Charles Birch, a biologist in the process tradition, offers an alternative. He suggests that the laws of self organization in biology help explain the sources of order in cosmic evolution, including the origin of life; and that self-organization invites us to suppose that something like feelings and aims, or at least purpose, exists within the very depths of matter. Whereas an earlier and reductionist science tried to reduce biology to physics; a more contemporary science, says Birch, takes biology as a key to physics. It's not that ants are made of protons; rather it's that protons are more like ants than we might imagine. They are, as it were, proto-ants.
If Birch is right, the implications are spiritual and ethical. We are encouraged to perceive the whole of the material world as vibrantly alive with consciousness or proto-consciousness and thus filled with value worthy of respect. And we are encouraged to live with respect and care not only for all sentient beings; but also with respect for seemingly non-sentient beings: hills and rivers, mountains and stars. We will embrace a land ethic as well as a life ethic, sensitive to the fact that nothing in nature is entirely inert, because there is something like "life" in all things. In Birch's words, all things are processing toward life.

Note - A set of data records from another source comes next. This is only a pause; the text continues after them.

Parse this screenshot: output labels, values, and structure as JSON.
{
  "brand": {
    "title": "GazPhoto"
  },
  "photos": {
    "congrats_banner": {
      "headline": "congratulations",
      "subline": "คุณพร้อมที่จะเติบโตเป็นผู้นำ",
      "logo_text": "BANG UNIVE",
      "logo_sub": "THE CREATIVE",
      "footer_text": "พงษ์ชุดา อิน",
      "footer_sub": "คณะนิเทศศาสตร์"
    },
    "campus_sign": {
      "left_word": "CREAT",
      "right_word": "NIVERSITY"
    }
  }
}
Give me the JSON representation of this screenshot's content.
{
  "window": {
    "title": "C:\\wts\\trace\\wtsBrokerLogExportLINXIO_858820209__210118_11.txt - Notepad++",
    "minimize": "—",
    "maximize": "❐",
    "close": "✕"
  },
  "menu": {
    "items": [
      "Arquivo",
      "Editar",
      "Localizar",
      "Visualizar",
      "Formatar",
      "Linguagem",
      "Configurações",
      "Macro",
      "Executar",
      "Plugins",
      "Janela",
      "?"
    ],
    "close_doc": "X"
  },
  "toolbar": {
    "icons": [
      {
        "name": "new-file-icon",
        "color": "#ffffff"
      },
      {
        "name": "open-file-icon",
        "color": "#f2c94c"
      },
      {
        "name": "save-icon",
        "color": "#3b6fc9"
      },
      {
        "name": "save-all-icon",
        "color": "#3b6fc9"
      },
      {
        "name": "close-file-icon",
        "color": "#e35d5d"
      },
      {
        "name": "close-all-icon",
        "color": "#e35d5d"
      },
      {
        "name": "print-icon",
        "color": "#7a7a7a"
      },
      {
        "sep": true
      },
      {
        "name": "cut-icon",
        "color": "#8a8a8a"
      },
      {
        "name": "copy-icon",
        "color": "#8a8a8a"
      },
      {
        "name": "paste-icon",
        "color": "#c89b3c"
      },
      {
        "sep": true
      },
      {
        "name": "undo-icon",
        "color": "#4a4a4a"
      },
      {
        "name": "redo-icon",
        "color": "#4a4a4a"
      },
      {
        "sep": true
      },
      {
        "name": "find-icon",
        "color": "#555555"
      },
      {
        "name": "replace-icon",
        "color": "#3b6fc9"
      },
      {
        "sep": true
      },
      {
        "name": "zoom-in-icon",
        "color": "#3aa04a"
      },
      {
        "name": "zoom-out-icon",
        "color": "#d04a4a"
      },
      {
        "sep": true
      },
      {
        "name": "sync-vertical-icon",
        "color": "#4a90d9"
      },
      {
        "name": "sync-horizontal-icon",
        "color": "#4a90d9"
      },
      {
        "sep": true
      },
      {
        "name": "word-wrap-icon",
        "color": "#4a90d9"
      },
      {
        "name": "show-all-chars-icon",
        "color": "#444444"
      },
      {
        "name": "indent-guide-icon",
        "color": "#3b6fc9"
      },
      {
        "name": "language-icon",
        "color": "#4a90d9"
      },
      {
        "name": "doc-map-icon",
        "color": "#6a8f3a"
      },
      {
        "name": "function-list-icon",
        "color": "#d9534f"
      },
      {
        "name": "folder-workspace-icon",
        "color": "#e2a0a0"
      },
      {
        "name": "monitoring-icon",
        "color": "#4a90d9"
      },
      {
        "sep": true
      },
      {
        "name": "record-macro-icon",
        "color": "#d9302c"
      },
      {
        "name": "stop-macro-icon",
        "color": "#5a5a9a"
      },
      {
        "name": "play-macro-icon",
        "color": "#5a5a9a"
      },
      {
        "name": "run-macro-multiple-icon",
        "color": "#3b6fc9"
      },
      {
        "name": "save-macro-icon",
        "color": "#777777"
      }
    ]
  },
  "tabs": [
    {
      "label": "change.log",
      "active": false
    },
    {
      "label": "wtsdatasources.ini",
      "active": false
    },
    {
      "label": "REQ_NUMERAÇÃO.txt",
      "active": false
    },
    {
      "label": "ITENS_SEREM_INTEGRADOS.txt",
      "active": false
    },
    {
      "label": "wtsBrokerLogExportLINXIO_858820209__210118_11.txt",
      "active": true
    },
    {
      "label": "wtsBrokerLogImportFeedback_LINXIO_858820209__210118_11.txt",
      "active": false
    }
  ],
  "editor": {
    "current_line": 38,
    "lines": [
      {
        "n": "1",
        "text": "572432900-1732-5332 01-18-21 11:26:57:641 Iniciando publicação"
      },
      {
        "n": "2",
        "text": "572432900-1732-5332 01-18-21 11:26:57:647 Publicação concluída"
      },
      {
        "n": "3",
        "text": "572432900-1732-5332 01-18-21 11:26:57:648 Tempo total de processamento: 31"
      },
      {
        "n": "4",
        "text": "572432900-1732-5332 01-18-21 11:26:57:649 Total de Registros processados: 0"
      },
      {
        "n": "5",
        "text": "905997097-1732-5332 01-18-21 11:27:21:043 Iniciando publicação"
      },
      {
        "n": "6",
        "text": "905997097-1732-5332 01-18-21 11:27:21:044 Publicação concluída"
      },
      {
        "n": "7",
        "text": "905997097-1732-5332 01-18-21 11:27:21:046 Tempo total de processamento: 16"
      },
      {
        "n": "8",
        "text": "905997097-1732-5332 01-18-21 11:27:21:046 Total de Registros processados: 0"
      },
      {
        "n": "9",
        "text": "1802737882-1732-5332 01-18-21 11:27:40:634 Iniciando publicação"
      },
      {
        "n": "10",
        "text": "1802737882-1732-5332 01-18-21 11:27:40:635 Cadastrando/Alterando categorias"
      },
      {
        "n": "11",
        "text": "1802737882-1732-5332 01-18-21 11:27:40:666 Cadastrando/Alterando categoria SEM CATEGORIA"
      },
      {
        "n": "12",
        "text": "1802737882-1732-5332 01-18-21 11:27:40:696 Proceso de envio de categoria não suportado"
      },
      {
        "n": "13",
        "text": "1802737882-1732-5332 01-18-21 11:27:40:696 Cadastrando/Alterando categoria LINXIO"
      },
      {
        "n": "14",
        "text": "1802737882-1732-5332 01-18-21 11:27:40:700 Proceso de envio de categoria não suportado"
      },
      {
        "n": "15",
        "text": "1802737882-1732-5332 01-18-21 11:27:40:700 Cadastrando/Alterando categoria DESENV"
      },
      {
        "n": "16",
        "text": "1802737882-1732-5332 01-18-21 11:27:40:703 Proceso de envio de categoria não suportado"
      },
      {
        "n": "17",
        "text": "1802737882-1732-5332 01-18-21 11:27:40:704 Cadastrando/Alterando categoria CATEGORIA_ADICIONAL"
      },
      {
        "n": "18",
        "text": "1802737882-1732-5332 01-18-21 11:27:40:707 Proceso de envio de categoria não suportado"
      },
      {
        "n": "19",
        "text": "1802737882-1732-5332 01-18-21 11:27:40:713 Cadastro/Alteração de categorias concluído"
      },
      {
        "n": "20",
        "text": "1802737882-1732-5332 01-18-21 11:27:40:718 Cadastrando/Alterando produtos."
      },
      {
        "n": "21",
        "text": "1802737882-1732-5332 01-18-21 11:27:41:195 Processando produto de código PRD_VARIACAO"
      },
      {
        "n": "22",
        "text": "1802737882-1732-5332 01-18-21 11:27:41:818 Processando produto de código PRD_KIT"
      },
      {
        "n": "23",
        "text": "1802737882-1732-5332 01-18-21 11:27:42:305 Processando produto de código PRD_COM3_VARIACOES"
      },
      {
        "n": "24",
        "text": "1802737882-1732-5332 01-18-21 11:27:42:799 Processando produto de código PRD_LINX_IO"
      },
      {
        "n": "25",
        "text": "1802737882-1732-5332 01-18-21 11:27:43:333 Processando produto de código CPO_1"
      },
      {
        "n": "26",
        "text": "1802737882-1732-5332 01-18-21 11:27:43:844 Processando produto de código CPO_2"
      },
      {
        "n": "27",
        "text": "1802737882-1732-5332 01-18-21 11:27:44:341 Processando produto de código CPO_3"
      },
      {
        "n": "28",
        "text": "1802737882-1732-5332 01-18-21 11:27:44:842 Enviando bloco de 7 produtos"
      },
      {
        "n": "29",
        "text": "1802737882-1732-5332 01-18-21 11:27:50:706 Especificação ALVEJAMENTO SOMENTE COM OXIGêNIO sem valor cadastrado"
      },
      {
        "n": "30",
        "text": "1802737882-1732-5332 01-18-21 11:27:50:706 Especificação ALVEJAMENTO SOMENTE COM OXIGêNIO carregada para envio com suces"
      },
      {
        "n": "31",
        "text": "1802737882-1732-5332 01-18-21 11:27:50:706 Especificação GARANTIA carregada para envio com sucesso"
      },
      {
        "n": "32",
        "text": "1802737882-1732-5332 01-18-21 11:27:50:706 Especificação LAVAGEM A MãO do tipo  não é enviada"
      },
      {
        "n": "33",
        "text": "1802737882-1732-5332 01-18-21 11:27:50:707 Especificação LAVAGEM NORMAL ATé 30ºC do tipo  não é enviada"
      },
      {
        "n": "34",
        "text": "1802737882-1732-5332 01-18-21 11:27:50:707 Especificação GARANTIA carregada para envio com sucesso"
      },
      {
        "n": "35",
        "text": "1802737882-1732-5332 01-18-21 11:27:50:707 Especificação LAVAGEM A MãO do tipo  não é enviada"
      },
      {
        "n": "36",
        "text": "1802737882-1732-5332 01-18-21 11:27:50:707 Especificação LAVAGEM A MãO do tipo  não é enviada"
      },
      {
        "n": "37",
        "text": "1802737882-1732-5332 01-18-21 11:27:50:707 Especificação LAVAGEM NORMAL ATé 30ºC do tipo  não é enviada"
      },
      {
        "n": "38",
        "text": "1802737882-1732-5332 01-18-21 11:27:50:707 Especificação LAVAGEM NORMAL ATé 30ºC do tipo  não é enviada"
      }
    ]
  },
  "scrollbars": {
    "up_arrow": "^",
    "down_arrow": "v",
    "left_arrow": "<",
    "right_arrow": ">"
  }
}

The article appeared in Process Studies, pp. 280-291, Volume 27, Number 3-4, Fall-Winter, 1998. Used by permission, the material was prepared for Religion Online by Ted and Winnie Brock and is republished with permission in Open Horizons.
- Jay McDaniel, 2/16/2022